  • Nest Dean: Robert Lukaskiewicz, Associate Dean of Students
  • Residential Learning Coordinator-TRINsition Fellows: Joel Copperthite andYasmin Affey ’19
  • Faculty Advising Fellow: Dr. David Branning, Associate Professor of Physics

Elms Nest references Trinity’s  famous elm trees, planted in the shape of a “T” on the Main Quadrangle. All Bantams are also familiar with the school’s alma mater, “‘Neath the Elms,” written by Trinity student Augustus P. Burgwin in 1882.

Olmsted Nest honors Frederick Law Olmsted, American landscape architect, journalist, social critic, and public administrator. He had a hand in shaping the campus we love and is otherwise known for his co-design of Central Park in New York City, among other famous parks. 

Elms & Olmsted Nest Advisors (From Left to Right)
  • Nest Dean: Dr. Ann E. Reuman, Senior Associate Dean of Students
  • Residential Learning Coordinator-TRINsition Fellows: Emily Dowden ’18 and Meredith Friedman
  • Faculty Advising Fellow: Dr. Paula Russo, Associate Professor of Mathematics

Lemon Nest harkens back to Class Day in 1857, when a senior presented a wooden lemon squeezer to the Class of 1859 as recognition of the sophomores’ “aggregate excellence in scholarship” and “moral character.” From that day forward, every Class Day included a ceremonial passing down of the lemon squeezer to the most popular rising class. Today, that very lemon squeezer makes an appearance annually during Convocation, a tradition that is followed by lemonade for all.

Washington Nest refers to Trinity College’s original name being Washington College,  when it was founded in 1823. The school’s name was dubbed Trinity in 1845 in reference to its’ Episcopal roots and to differentiate itself from other institutions known as Washington.

Lemon & Washington Nest Advisors (From Left to Right)
  • Nest Dean: John Selders, Assistant Dean of Students
  • Residential Learning Coordinator-TRINsition Fellows: Maria Dyane ’17 M’19
  • Faculty Advising Fellow: Dr. Lisa-Anne Foster, Associate Professor of Biology and Director of The Center For Academic Advising

Minty Nest honors President Berger-Sweeney, who introduced the  student competition that resulted in the Bantam Network. The Minty Nest is named for her beloved golden Labrador, Minty. Students, faculty, and staff alike often see Minty being walked across campus.

Roosevelt Nest is named for the Luther-Roosevelt stone, which was laid in 1919 after Theodore Roosevelt delivered the Commencement address in 1918, at the request of then college president Flavel S. Luther. Trinity students have since observed the tradition of never stepping on the stone before their Commencement ceremony.
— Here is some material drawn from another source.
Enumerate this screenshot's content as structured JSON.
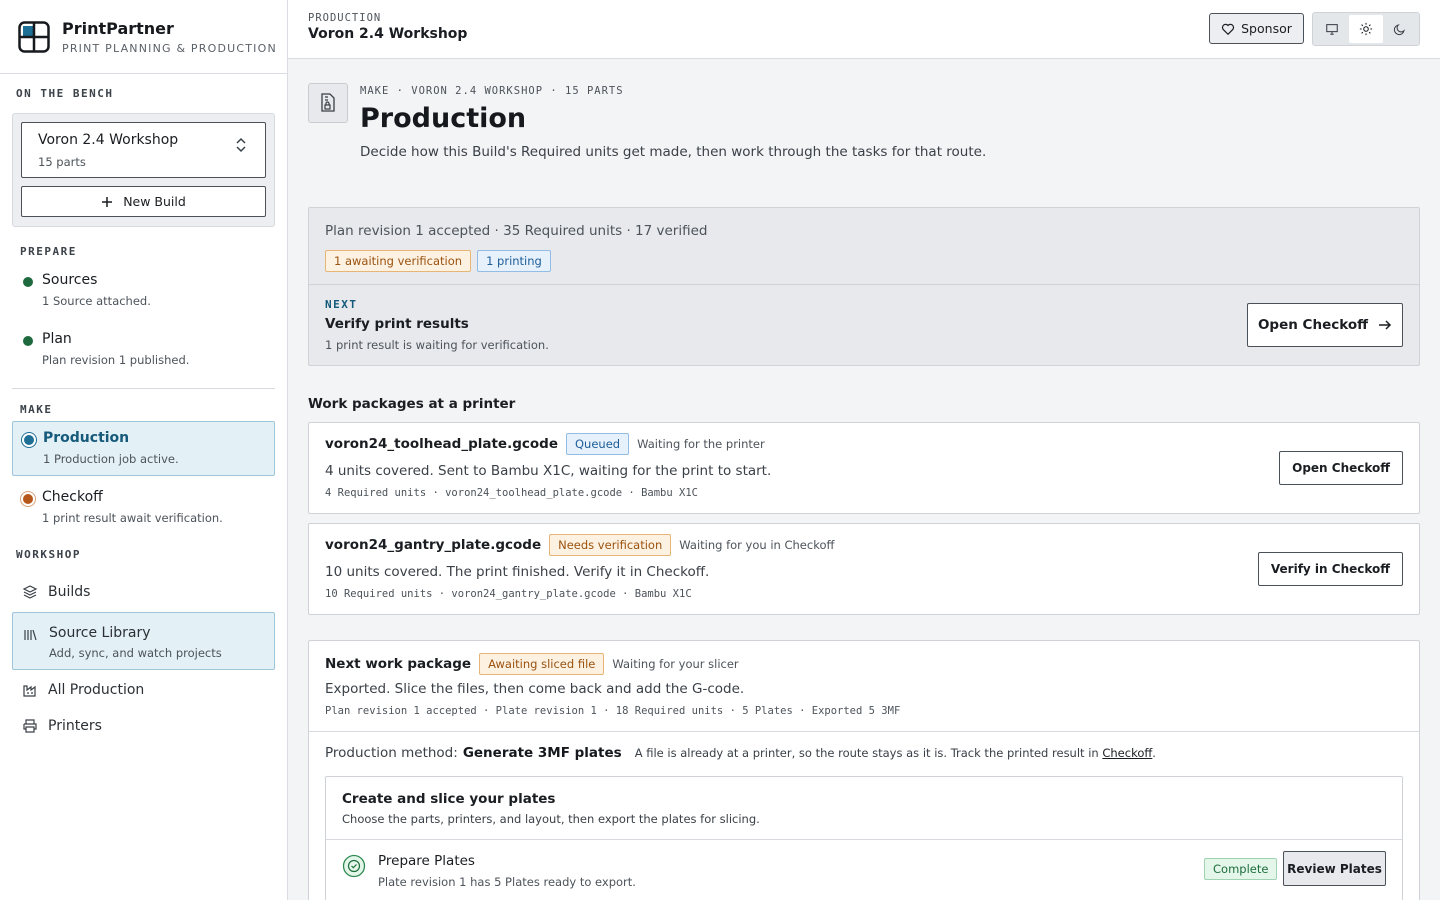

Minty & Roosevelt Nest Advisors (From Left to Right)
  • Nest Dean: Joseph DiChristina, Dean of Campus Life and Vice President for Student Affairs
  • Residential Learning Coordinator-TRINsition Fellows: Daniel Levy and Elijah Hernandez ’19
  • Faculty Advising Fellow: Dr. Irene Papoulis, Principal Lecturer in the Allan K. Smith Center for Writing and Rhetoric